*** Block opens ***

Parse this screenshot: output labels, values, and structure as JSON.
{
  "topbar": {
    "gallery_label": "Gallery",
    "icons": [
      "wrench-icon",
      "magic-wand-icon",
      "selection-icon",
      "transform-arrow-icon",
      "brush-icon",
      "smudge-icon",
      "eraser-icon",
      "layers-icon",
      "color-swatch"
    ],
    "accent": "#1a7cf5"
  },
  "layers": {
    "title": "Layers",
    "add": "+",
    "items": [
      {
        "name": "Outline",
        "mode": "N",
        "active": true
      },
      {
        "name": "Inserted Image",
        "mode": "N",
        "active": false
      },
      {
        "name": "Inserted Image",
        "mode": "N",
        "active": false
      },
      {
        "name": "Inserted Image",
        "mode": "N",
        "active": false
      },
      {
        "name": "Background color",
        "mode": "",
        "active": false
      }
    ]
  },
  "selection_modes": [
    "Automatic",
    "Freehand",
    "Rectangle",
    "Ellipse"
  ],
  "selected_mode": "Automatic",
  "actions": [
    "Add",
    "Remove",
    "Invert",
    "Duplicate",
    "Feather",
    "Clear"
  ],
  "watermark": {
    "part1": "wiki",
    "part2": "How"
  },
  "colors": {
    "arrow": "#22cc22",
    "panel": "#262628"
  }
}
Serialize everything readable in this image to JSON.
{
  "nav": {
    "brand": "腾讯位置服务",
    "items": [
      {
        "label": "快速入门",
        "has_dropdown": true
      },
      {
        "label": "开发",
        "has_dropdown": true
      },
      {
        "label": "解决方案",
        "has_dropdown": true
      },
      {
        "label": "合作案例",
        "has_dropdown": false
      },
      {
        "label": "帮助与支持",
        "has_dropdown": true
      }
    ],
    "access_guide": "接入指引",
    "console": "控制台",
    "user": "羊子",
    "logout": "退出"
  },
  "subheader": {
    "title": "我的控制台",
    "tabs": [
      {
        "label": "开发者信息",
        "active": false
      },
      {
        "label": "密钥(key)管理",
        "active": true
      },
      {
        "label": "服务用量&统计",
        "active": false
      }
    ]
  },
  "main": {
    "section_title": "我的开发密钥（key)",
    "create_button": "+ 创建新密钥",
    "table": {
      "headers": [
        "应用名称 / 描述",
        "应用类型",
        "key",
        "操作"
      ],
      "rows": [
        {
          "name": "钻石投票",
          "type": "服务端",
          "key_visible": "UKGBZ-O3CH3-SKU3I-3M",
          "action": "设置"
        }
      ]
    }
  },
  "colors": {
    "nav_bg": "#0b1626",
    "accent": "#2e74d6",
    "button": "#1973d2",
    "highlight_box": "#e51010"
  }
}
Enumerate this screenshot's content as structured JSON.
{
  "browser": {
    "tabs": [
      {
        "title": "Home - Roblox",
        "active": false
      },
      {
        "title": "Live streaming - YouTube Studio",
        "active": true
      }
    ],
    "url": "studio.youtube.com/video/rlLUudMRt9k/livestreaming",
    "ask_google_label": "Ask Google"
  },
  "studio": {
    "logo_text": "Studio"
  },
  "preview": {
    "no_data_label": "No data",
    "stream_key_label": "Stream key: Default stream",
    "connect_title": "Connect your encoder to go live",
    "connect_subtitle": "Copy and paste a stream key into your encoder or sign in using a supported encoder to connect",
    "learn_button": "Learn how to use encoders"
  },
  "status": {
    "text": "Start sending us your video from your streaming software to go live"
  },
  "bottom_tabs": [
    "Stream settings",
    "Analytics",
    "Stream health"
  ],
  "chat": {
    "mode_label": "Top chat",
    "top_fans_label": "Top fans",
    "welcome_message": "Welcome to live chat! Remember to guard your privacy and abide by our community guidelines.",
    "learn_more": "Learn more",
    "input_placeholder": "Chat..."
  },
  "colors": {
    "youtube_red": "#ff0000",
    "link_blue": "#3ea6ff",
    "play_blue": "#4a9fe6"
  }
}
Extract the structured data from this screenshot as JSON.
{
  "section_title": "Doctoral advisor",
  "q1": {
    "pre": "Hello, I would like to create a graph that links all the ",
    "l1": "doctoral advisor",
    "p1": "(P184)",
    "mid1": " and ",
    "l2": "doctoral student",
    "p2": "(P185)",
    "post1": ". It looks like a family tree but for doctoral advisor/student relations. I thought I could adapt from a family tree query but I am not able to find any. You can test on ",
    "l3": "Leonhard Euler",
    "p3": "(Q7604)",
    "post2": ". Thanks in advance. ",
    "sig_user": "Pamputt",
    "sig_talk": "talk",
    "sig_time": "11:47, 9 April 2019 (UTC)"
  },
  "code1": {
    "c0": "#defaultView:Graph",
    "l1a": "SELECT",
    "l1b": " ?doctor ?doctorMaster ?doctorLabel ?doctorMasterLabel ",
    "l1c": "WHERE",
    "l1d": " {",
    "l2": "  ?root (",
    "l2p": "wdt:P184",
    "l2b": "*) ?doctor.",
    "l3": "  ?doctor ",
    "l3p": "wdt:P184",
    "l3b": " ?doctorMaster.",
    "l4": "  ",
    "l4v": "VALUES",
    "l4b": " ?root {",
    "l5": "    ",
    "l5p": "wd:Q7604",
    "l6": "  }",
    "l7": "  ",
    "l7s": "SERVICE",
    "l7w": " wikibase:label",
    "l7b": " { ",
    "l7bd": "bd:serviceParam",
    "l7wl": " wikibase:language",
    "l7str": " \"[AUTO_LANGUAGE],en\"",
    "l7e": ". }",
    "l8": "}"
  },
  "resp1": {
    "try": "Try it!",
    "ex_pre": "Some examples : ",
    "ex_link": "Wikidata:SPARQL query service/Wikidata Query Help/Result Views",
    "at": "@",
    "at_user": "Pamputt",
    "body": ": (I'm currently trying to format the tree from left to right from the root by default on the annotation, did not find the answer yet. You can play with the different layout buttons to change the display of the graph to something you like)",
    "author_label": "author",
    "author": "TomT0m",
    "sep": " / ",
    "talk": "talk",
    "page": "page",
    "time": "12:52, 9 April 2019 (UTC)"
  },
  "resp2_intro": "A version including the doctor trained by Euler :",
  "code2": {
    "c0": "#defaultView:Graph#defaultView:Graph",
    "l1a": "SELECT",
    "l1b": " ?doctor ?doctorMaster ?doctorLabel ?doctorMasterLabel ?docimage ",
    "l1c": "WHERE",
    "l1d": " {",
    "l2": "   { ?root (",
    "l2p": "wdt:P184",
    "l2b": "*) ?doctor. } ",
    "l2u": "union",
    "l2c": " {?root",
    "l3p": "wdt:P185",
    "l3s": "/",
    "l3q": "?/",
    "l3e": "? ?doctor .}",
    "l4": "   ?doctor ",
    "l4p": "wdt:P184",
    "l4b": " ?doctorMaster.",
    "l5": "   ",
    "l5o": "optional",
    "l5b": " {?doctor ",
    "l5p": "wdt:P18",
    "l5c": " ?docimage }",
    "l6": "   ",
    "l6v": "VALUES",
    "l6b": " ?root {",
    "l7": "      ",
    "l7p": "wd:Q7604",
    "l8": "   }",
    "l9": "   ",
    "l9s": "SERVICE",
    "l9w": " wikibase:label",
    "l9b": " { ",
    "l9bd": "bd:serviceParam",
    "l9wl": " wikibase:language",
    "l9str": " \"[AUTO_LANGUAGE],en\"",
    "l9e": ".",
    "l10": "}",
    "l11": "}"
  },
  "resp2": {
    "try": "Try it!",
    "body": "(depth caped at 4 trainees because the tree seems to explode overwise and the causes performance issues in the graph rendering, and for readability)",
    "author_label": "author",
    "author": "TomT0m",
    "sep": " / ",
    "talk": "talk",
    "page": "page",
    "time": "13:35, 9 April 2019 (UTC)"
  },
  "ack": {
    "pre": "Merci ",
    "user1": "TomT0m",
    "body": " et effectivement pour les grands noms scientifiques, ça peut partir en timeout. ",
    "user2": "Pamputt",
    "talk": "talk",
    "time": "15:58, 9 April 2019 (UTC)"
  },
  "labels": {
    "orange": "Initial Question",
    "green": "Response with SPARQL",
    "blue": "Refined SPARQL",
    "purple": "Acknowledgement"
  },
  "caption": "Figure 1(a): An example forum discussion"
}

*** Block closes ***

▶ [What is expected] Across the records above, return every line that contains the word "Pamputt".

▶ [Completed exercise]
    "sig_user": "Pamputt",
    "at_user": "Pamputt",
    "user2": "Pamputt",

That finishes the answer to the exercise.